Task requirements: Please return each record below exactly, with nothing left out.

Segment Start: Records to process

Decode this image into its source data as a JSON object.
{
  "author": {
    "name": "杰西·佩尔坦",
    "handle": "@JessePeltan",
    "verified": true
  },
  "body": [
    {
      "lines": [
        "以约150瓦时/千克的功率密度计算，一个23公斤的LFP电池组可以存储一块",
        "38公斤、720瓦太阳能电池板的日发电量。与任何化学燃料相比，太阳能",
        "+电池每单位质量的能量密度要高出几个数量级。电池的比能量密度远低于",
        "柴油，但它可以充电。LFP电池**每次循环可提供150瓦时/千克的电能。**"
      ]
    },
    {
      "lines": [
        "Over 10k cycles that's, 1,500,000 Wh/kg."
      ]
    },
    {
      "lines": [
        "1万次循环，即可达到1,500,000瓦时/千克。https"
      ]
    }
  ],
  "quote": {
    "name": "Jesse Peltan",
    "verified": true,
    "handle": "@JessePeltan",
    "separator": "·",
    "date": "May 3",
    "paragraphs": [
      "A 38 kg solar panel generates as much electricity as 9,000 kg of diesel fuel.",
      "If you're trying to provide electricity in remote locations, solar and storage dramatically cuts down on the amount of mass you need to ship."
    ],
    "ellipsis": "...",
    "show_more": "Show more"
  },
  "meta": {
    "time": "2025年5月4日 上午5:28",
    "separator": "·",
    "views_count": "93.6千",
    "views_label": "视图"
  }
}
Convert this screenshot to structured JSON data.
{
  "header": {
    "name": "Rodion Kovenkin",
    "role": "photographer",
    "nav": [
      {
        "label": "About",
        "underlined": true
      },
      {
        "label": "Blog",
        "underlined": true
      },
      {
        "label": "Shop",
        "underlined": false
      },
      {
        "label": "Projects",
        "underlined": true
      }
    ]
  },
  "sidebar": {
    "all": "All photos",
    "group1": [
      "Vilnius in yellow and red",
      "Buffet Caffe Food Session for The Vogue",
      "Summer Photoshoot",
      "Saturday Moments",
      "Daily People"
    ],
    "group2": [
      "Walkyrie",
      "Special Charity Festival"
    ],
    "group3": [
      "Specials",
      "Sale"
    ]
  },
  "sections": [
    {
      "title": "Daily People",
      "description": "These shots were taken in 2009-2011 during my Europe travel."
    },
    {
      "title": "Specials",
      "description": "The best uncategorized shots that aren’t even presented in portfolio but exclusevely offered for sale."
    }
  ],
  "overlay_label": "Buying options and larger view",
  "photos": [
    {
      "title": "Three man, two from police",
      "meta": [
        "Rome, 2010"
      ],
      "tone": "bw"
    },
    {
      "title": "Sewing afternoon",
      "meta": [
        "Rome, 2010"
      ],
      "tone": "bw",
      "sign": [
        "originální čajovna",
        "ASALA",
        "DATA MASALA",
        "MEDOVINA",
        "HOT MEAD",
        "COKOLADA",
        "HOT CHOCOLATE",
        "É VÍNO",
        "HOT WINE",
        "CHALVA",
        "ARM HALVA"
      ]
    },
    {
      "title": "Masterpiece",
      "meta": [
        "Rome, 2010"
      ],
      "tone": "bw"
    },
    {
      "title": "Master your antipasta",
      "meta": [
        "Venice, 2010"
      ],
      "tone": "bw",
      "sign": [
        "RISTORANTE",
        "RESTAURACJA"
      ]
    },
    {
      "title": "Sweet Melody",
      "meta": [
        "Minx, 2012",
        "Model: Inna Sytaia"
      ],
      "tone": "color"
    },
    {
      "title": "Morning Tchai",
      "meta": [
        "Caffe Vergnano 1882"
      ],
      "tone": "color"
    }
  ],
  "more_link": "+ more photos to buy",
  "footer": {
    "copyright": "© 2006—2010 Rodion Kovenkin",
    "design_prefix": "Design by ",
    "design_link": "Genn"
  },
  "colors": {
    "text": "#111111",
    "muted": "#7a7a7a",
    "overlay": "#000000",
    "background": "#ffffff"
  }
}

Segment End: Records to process

Response to this task:
Decode this image into its source data as a JSON object.
{
  "author": {
    "name": "杰西·佩尔坦",
    "handle": "@JessePeltan",
    "verified": true
  },
  "body": [
    {
      "lines": [
        "以约150瓦时/千克的功率密度计算，一个23公斤的LFP电池组可以存储一块",
        "38公斤、720瓦太阳能电池板的日发电量。与任何化学燃料相比，太阳能",
        "+电池每单位质量的能量密度要高出几个数量级。电池的比能量密度远低于",
        "柴油，但它可以充电。LFP电池**每次循环可提供150瓦时/千克的电能。**"
      ]
    },
    {
      "lines": [
        "Over 10k cycles that's, 1,500,000 Wh/kg."
      ]
    },
    {
      "lines": [
        "1万次循环，即可达到1,500,000瓦时/千克。https"
      ]
    }
  ],
  "quote": {
    "name": "Jesse Peltan",
    "verified": true,
    "handle": "@JessePeltan",
    "separator": "·",
    "date": "May 3",
    "paragraphs": [
      "A 38 kg solar panel generates as much electricity as 9,000 kg of diesel fuel.",
      "If you're trying to provide electricity in remote locations, solar and storage dramatically cuts down on the amount of mass you need to ship."
    ],
    "ellipsis": "...",
    "show_more": "Show more"
  },
  "meta": {
    "time": "2025年5月4日 上午5:28",
    "separator": "·",
    "views_count": "93.6千",
    "views_label": "视图"
  }
}
Convert this screenshot to structured JSON data.
{
  "header": {
    "name": "Rodion Kovenkin",
    "role": "photographer",
    "nav": [
      {
        "label": "About",
        "underlined": true
      },
      {
        "label": "Blog",
        "underlined": true
      },
      {
        "label": "Shop",
        "underlined": false
      },
      {
        "label": "Projects",
        "underlined": true
      }
    ]
  },
  "sidebar": {
    "all": "All photos",
    "group1": [
      "Vilnius in yellow and red",
      "Buffet Caffe Food Session for The Vogue",
      "Summer Photoshoot",
      "Saturday Moments",
      "Daily People"
    ],
    "group2": [
      "Walkyrie",
      "Special Charity Festival"
    ],
    "group3": [
      "Specials",
      "Sale"
    ]
  },
  "sections": [
    {
      "title": "Daily People",
      "description": "These shots were taken in 2009-2011 during my Europe travel."
    },
    {
      "title": "Specials",
      "description": "The best uncategorized shots that aren’t even presented in portfolio but exclusevely offered for sale."
    }
  ],
  "overlay_label": "Buying options and larger view",
  "photos": [
    {
      "title": "Three man, two from police",
      "meta": [
        "Rome, 2010"
      ],
      "tone": "bw"
    },
    {
      "title": "Sewing afternoon",
      "meta": [
        "Rome, 2010"
      ],
      "tone": "bw",
      "sign": [
        "originální čajovna",
        "ASALA",
        "DATA MASALA",
        "MEDOVINA",
        "HOT MEAD",
        "COKOLADA",
        "HOT CHOCOLATE",
        "É VÍNO",
        "HOT WINE",
        "CHALVA",
        "ARM HALVA"
      ]
    },
    {
      "title": "Masterpiece",
      "meta": [
        "Rome, 2010"
      ],
      "tone": "bw"
    },
    {
      "title": "Master your antipasta",
      "meta": [
        "Venice, 2010"
      ],
      "tone": "bw",
      "sign": [
        "RISTORANTE",
        "RESTAURACJA"
      ]
    },
    {
      "title": "Sweet Melody",
      "meta": [
        "Minx, 2012",
        "Model: Inna Sytaia"
      ],
      "tone": "color"
    },
    {
      "title": "Morning Tchai",
      "meta": [
        "Caffe Vergnano 1882"
      ],
      "tone": "color"
    }
  ],
  "more_link": "+ more photos to buy",
  "footer": {
    "copyright": "© 2006—2010 Rodion Kovenkin",
    "design_prefix": "Design by ",
    "design_link": "Genn"
  },
  "colors": {
    "text": "#111111",
    "muted": "#7a7a7a",
    "overlay": "#000000",
    "background": "#ffffff"
  }
}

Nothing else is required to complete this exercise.